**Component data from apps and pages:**
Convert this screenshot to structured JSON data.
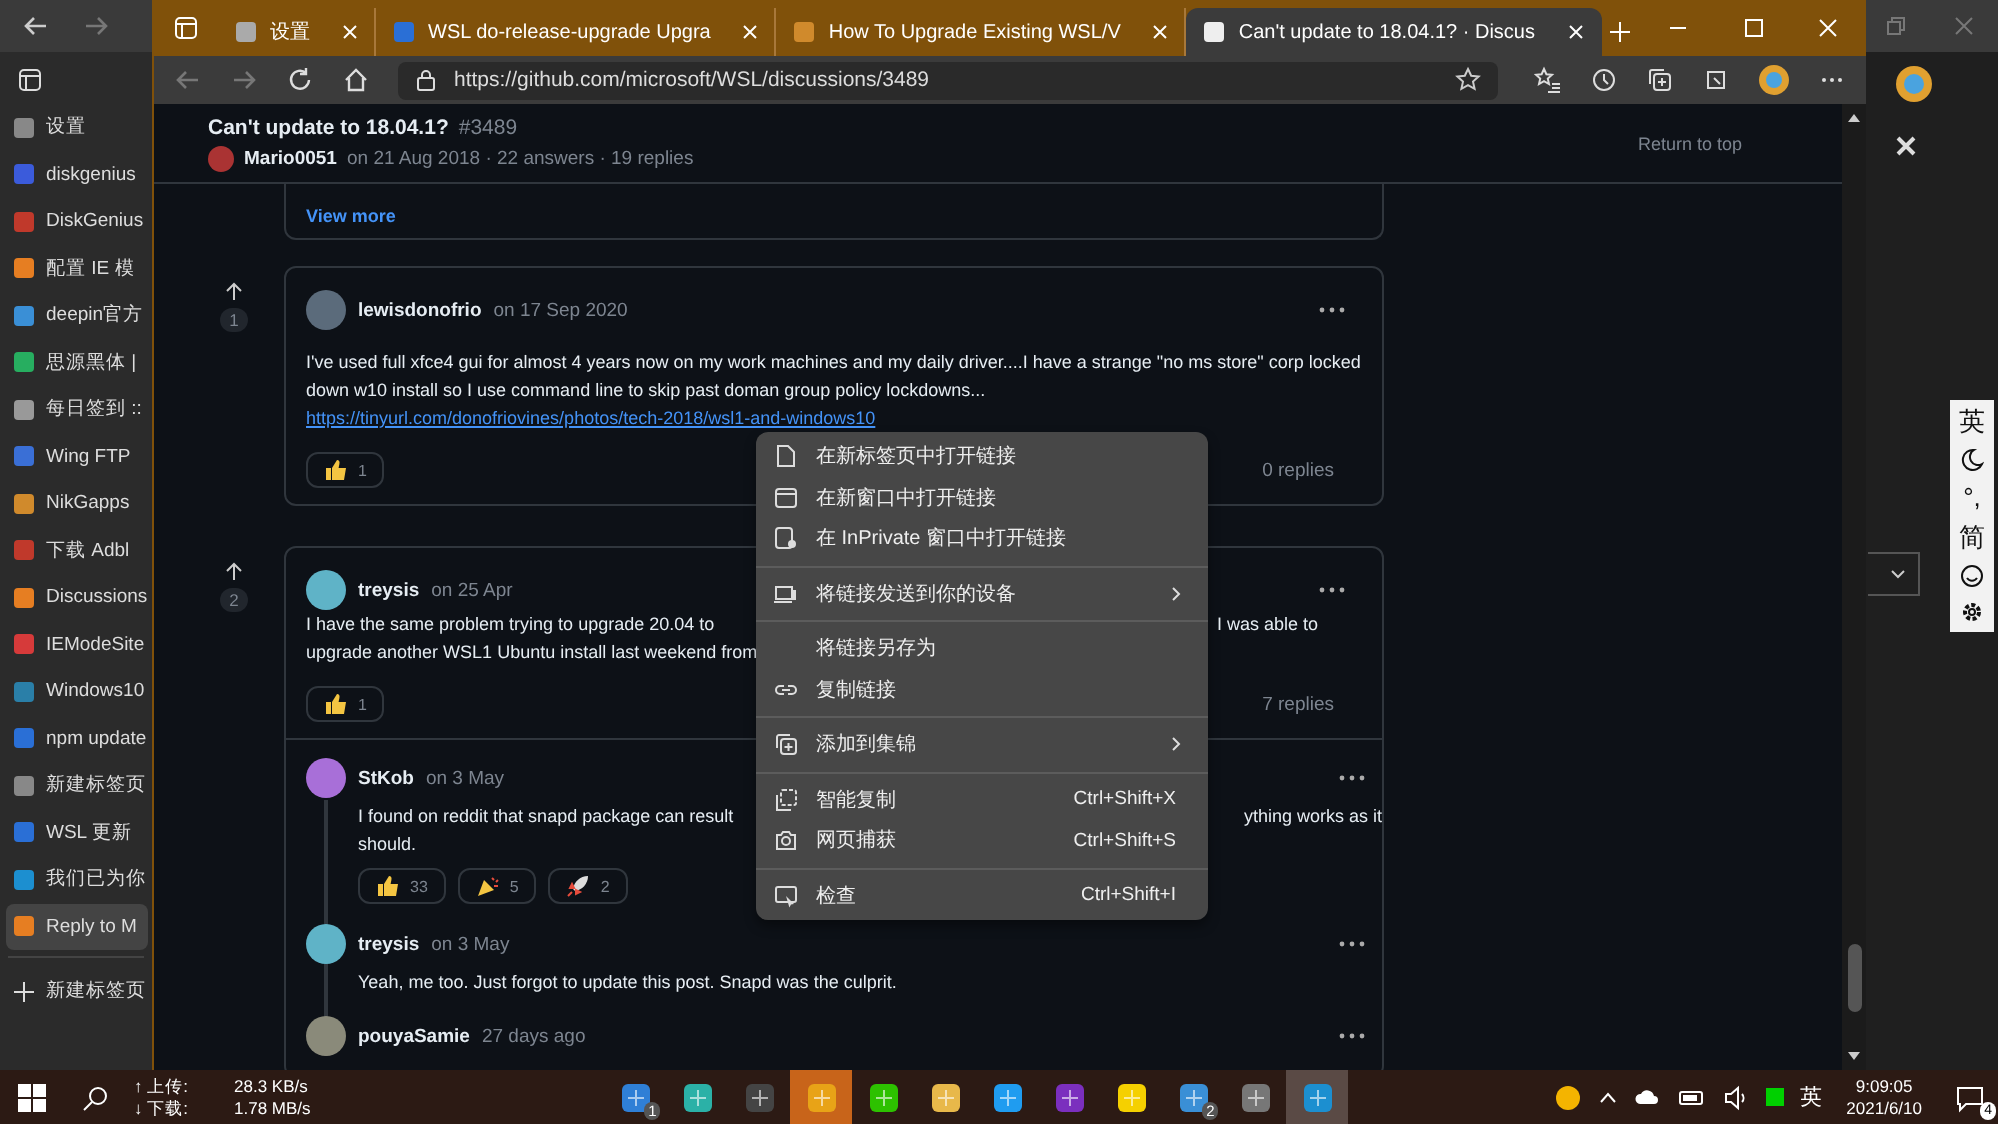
{
  "background_window": {
    "sidebar_items": [
      {
        "label": "设置",
        "selected": false
      },
      {
        "label": "diskgenius",
        "selected": false
      },
      {
        "label": "DiskGenius",
        "selected": false
      },
      {
        "label": "配置 IE 模",
        "selected": false
      },
      {
        "label": "deepin官方",
        "selected": false
      },
      {
        "label": "思源黑体 |",
        "selected": false
      },
      {
        "label": "每日签到 ::",
        "selected": false
      },
      {
        "label": "Wing FTP",
        "selected": false
      },
      {
        "label": "NikGapps",
        "selected": false
      },
      {
        "label": "下载 Adbl",
        "selected": false
      },
      {
        "label": "Discussions",
        "selected": false
      },
      {
        "label": "IEModeSite",
        "selected": false
      },
      {
        "label": "Windows10",
        "selected": false
      },
      {
        "label": "npm update",
        "selected": false
      },
      {
        "label": "新建标签页",
        "selected": false
      },
      {
        "label": "WSL 更新",
        "selected": false
      },
      {
        "label": "我们已为你",
        "selected": false
      },
      {
        "label": "Reply to M",
        "selected": true
      }
    ],
    "new_tab": "新建标签页",
    "ime_toolbar": {
      "language": "英",
      "punctuation": "°,",
      "script": "简"
    }
  },
  "window": {
    "tabs": [
      {
        "title": "设置",
        "selected": false
      },
      {
        "title": "WSL do-release-upgrade Upgra",
        "selected": false
      },
      {
        "title": "How To Upgrade Existing WSL/V",
        "selected": false
      },
      {
        "title": "Can't update to 18.04.1? · Discus",
        "selected": true
      }
    ],
    "address": "https://github.com/microsoft/WSL/discussions/3489"
  },
  "discussion": {
    "title": "Can't update to 18.04.1?",
    "number": "#3489",
    "author": "Mario0051",
    "meta": "on 21 Aug 2018 · 22 answers · 19 replies",
    "return_to_top": "Return to top",
    "view_more": "View more",
    "answers": [
      {
        "votes": "1",
        "author": "lewisdonofrio",
        "date": "on 17 Sep 2020",
        "body": "I've used full xfce4 gui for almost 4 years now on my work machines and my daily driver....I have a strange \"no ms store\" corp locked down w10 install so I use command line to skip past doman group policy lockdowns...",
        "link": "https://tinyurl.com/donofriovines/photos/tech-2018/wsl1-and-windows10",
        "reactions": [
          {
            "kind": "thumbs_up",
            "count": "1"
          }
        ],
        "replies_count": "0 replies"
      },
      {
        "votes": "2",
        "author": "treysis",
        "date": "on 25 Apr",
        "lines": [
          {
            "left": "I have the same problem trying to upgrade 20.04 to",
            "right": "I was able to"
          },
          {
            "left": "upgrade another WSL1 Ubuntu install last weekend from"
          }
        ],
        "reactions": [
          {
            "kind": "thumbs_up",
            "count": "1"
          }
        ],
        "replies_count": "7 replies",
        "replies": [
          {
            "author": "StKob",
            "date": "on 3 May",
            "lines": [
              {
                "left": "I found on reddit that snapd package can result",
                "right": "ything works as it"
              },
              {
                "left": "should."
              }
            ],
            "reactions": [
              {
                "kind": "thumbs_up",
                "count": "33"
              },
              {
                "kind": "party",
                "count": "5"
              },
              {
                "kind": "rocket",
                "count": "2"
              }
            ]
          },
          {
            "author": "treysis",
            "date": "on 3 May",
            "lines": [
              {
                "left": "Yeah, me too. Just forgot to update this post. Snapd was the culprit."
              }
            ]
          },
          {
            "author": "pouyaSamie",
            "date": "27 days ago"
          }
        ]
      }
    ]
  },
  "context_menu": {
    "sections": [
      [
        {
          "label": "在新标签页中打开链接",
          "submenu": false
        },
        {
          "label": "在新窗口中打开链接",
          "submenu": false
        },
        {
          "label": "在 InPrivate 窗口中打开链接",
          "submenu": false
        }
      ],
      [
        {
          "label": "将链接发送到你的设备",
          "submenu": true
        }
      ],
      [
        {
          "label": "将链接另存为",
          "submenu": false
        },
        {
          "label": "复制链接",
          "submenu": false
        }
      ],
      [
        {
          "label": "添加到集锦",
          "submenu": true
        }
      ],
      [
        {
          "label": "智能复制",
          "shortcut": "Ctrl+Shift+X",
          "submenu": false
        },
        {
          "label": "网页捕获",
          "shortcut": "Ctrl+Shift+S",
          "submenu": false
        }
      ],
      [
        {
          "label": "检查",
          "shortcut": "Ctrl+Shift+I",
          "submenu": false
        }
      ]
    ]
  },
  "taskbar": {
    "upload_label": "↑ 上传:",
    "upload": "28.3 KB/s",
    "download_label": "↓ 下载:",
    "download": "1.78 MB/s",
    "apps": [
      {
        "badge": "1",
        "flashing": false,
        "selected": false
      },
      {
        "flashing": false,
        "selected": false
      },
      {
        "flashing": false,
        "selected": false
      },
      {
        "flashing": true,
        "selected": false
      },
      {
        "flashing": false,
        "selected": false
      },
      {
        "flashing": false,
        "selected": false
      },
      {
        "flashing": false,
        "selected": false
      },
      {
        "flashing": false,
        "selected": false
      },
      {
        "flashing": false,
        "selected": false
      },
      {
        "badge": "2",
        "flashing": false,
        "selected": false
      },
      {
        "flashing": false,
        "selected": false
      },
      {
        "flashing": false,
        "selected": true
      }
    ],
    "input_language": "英",
    "time": "9:09:05",
    "date": "2021/6/10",
    "notifications": "4"
  }
}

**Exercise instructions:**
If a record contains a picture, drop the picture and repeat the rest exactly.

**Solution to this task:**
Convert this screenshot to structured JSON data.
{
  "background_window": {
    "sidebar_items": [
      {
        "label": "设置",
        "selected": false
      },
      {
        "label": "diskgenius",
        "selected": false
      },
      {
        "label": "DiskGenius",
        "selected": false
      },
      {
        "label": "配置 IE 模",
        "selected": false
      },
      {
        "label": "deepin官方",
        "selected": false
      },
      {
        "label": "思源黑体 |",
        "selected": false
      },
      {
        "label": "每日签到 ::",
        "selected": false
      },
      {
        "label": "Wing FTP",
        "selected": false
      },
      {
        "label": "NikGapps",
        "selected": false
      },
      {
        "label": "下载 Adbl",
        "selected": false
      },
      {
        "label": "Discussions",
        "selected": false
      },
      {
        "label": "IEModeSite",
        "selected": false
      },
      {
        "label": "Windows10",
        "selected": false
      },
      {
        "label": "npm update",
        "selected": false
      },
      {
        "label": "新建标签页",
        "selected": false
      },
      {
        "label": "WSL 更新",
        "selected": false
      },
      {
        "label": "我们已为你",
        "selected": false
      },
      {
        "label": "Reply to M",
        "selected": true
      }
    ],
    "new_tab": "新建标签页",
    "ime_toolbar": {
      "language": "英",
      "punctuation": "°,",
      "script": "简"
    }
  },
  "window": {
    "tabs": [
      {
        "title": "设置",
        "selected": false
      },
      {
        "title": "WSL do-release-upgrade Upgra",
        "selected": false
      },
      {
        "title": "How To Upgrade Existing WSL/V",
        "selected": false
      },
      {
        "title": "Can't update to 18.04.1? · Discus",
        "selected": true
      }
    ],
    "address": "https://github.com/microsoft/WSL/discussions/3489"
  },
  "discussion": {
    "title": "Can't update to 18.04.1?",
    "number": "#3489",
    "author": "Mario0051",
    "meta": "on 21 Aug 2018 · 22 answers · 19 replies",
    "return_to_top": "Return to top",
    "view_more": "View more",
    "answers": [
      {
        "votes": "1",
        "author": "lewisdonofrio",
        "date": "on 17 Sep 2020",
        "body": "I've used full xfce4 gui for almost 4 years now on my work machines and my daily driver....I have a strange \"no ms store\" corp locked down w10 install so I use command line to skip past doman group policy lockdowns...",
        "link": "https://tinyurl.com/donofriovines/photos/tech-2018/wsl1-and-windows10",
        "reactions": [
          {
            "kind": "thumbs_up",
            "count": "1"
          }
        ],
        "replies_count": "0 replies"
      },
      {
        "votes": "2",
        "author": "treysis",
        "date": "on 25 Apr",
        "lines": [
          {
            "left": "I have the same problem trying to upgrade 20.04 to",
            "right": "I was able to"
          },
          {
            "left": "upgrade another WSL1 Ubuntu install last weekend from"
          }
        ],
        "reactions": [
          {
            "kind": "thumbs_up",
            "count": "1"
          }
        ],
        "replies_count": "7 replies",
        "replies": [
          {
            "author": "StKob",
            "date": "on 3 May",
            "lines": [
              {
                "left": "I found on reddit that snapd package can result",
                "right": "ything works as it"
              },
              {
                "left": "should."
              }
            ],
            "reactions": [
              {
                "kind": "thumbs_up",
                "count": "33"
              },
              {
                "kind": "party",
                "count": "5"
              },
              {
                "kind": "rocket",
                "count": "2"
              }
            ]
          },
          {
            "author": "treysis",
            "date": "on 3 May",
            "lines": [
              {
                "left": "Yeah, me too. Just forgot to update this post. Snapd was the culprit."
              }
            ]
          },
          {
            "author": "pouyaSamie",
            "date": "27 days ago"
          }
        ]
      }
    ]
  },
  "context_menu": {
    "sections": [
      [
        {
          "label": "在新标签页中打开链接",
          "submenu": false
        },
        {
          "label": "在新窗口中打开链接",
          "submenu": false
        },
        {
          "label": "在 InPrivate 窗口中打开链接",
          "submenu": false
        }
      ],
      [
        {
          "label": "将链接发送到你的设备",
          "submenu": true
        }
      ],
      [
        {
          "label": "将链接另存为",
          "submenu": false
        },
        {
          "label": "复制链接",
          "submenu": false
        }
      ],
      [
        {
          "label": "添加到集锦",
          "submenu": true
        }
      ],
      [
        {
          "label": "智能复制",
          "shortcut": "Ctrl+Shift+X",
          "submenu": false
        },
        {
          "label": "网页捕获",
          "shortcut": "Ctrl+Shift+S",
          "submenu": false
        }
      ],
      [
        {
          "label": "检查",
          "shortcut": "Ctrl+Shift+I",
          "submenu": false
        }
      ]
    ]
  },
  "taskbar": {
    "upload_label": "↑ 上传:",
    "upload": "28.3 KB/s",
    "download_label": "↓ 下载:",
    "download": "1.78 MB/s",
    "apps": [
      {
        "badge": "1",
        "flashing": false,
        "selected": false
      },
      {
        "flashing": false,
        "selected": false
      },
      {
        "flashing": false,
        "selected": false
      },
      {
        "flashing": true,
        "selected": false
      },
      {
        "flashing": false,
        "selected": false
      },
      {
        "flashing": false,
        "selected": false
      },
      {
        "flashing": false,
        "selected": false
      },
      {
        "flashing": false,
        "selected": false
      },
      {
        "flashing": false,
        "selected": false
      },
      {
        "badge": "2",
        "flashing": false,
        "selected": false
      },
      {
        "flashing": false,
        "selected": false
      },
      {
        "flashing": false,
        "selected": true
      }
    ],
    "input_language": "英",
    "time": "9:09:05",
    "date": "2021/6/10",
    "notifications": "4"
  }
}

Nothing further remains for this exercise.